Almost everyone who's ever flipped a burger or grilled a steak has dreamed of having the ultimate outdoor kitchen setup, a grill station that will be the envy of the neighbors and make it possible to turn out mass quantities of flame-kissed delicacies with speed and flair.
According to Bernard Ott, of Ott Masonry, an outdoor kitchen complete with electrical wiring or even an unwired grill station set up for gas or charcoal can enhance your home's value and, depending on the amount of work you can do yourself, doesn't have to break the bank.
We'll start with the main piece of equipment: the grill. The biggest decision, of course, is whether you want to go with gas or charcoal. If you choose charcoal, be sure your grill design allows for easy ash disposal, either through a removable ash pan or a cleaning chute. Depending on the design, it may even be possible to have a warming plate mounted that uses heat conduction to keep sauces warm or for other purposes.
If you choose gas, whether propane or from your house natural gas line, decide in advance what you want the gas to do. Do you want just the grill top, or a couple of stove burners also? Perhaps a flat-top grill for that short-order cook experience? The more elaborate you get, the larger your budget will become.

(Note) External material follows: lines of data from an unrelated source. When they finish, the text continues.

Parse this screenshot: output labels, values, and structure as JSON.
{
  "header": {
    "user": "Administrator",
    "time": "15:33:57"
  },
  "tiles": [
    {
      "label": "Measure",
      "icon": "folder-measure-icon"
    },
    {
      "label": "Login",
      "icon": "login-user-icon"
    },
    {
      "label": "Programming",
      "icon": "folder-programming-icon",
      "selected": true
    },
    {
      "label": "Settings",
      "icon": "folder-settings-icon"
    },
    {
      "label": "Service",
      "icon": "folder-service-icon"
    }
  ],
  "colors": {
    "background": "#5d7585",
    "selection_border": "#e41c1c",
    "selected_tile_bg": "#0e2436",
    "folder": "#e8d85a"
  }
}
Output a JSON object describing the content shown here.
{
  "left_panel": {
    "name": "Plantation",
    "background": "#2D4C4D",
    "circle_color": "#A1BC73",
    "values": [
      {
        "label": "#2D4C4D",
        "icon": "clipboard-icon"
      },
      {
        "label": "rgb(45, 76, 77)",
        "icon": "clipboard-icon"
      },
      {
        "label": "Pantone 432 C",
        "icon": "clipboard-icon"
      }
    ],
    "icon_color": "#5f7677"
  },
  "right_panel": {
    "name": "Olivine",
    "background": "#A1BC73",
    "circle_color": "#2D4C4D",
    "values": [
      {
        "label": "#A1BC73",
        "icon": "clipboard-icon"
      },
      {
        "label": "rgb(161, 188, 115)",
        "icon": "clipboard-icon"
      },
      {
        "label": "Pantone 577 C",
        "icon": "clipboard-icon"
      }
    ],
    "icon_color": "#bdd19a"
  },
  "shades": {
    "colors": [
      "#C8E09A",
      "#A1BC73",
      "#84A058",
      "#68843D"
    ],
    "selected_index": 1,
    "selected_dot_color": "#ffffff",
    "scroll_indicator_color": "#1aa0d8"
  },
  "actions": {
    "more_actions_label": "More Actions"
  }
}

Ott advises hiring a professional to handle the gas setup, especially if you go farther than a simple gas grill installation. However, with a little study and elbow grease, you can build your own framework from your choice of materials. Be sure and check your local ordinances, though, as the project may require multiple permits and inspections depending on its complexity.
When choosing between charcoal and gas, the decision really is up to the griller. There are books and articles touting the benefits of each, so its a personal decision that should be researched before making a purchase.
Cast iron grates are the cream of the crop for durability, heat control and ease of cleaning. Properly seasoned, cast iron grill grates will last almost indefinitely and shed stuck-on food easily. You'll need to make sure they stay out of the rain and be sure to clean and oil them after use, but in return for that small amount of work you'll be rewarded with years of great grilling.
If your budget allows, you can go the deluxe route and buy your outdoor kitchen ready-made. There are simple rigs that are basically a grill and a work surface, midrange ones that include a refrigerator, and top-of-the-line setups with marble countertops, sinks and built-in stoves and flat-top grills.
Things like sinks and refrigerators will, of course, require plumbing and electrical work, which should most often be left to professionals unless you are a highly competent and well-trained do-it-yourselfer.
Something much easier for the average backyard griller to put together is a truly top-notch set of grilling tools. With the right ones, even the most humble charcoal chamber can be made to turn out works of grilling greatness.
I recommend avoiding kits or sets of grilling tools. While one of the tools included may suit you, it's likely they won't all be ideal. Pick and choose and put together the set that truly fits your needs.
Chimney: If you're still using lighter fluid to start your charcoal, consider this an invitation to join the 21st century. A charcoal chimney, a metal tube with briquets loaded into the top and newspaper wadded in the bottom, is a more efficient and much more eco-friendly way to get your fire going. If you need a little extra boost, use some waste kitchen oil and drizzle a little bit on the paper before wadding it up. It will create a torch effect and make the ignition phase longer. Remember to clean out the chimney and reload it before each use.
Tongs: Beware tongs that are very stiff to open and close, as one moment of inattention or a slipped grip can send your food through the grate and onto the coals. I prefer a long pair of spring-loaded tongs. You won't often find them included as part of grill tool kits, but they are worth their weight in gold and definitely worth buying separately. I keep two of them on hand in case a long grill session leaves one crusted with barbecue sauce or the like.
Fork: Nope. Don't buy one of these. Forks lead to poking holes in your food, which leads to yummy juices dripping out and being wasted.
Thermometer: What, you use a probe thermometer when you're oven roasting but not when you're grilling something thick like a pork loin? Why not? Stick the probe in the end of the meat, and that will allow you to turn it as necessary. My current favorite is one that transmits the temperature info wirelessly from the probe to the base unit.
Squirt bottle: Have one, but know when to use it. A little bit of flame-kissing on a steak or chop is a good thing, but don't let it go nuts. And flame-seared shrimp or vegetables aren't likely to please anyone's palate.
Turner: You'll want a long, heat-resistant handle and a platform large enough to cradle the beefiest burger.
Whatever your budget, spend your money wisely. Don't buy cheap grills or tools if you can avoid it. Spend a few more dollars to get good equipment that will last and perform well, and you'll be well-rewarded.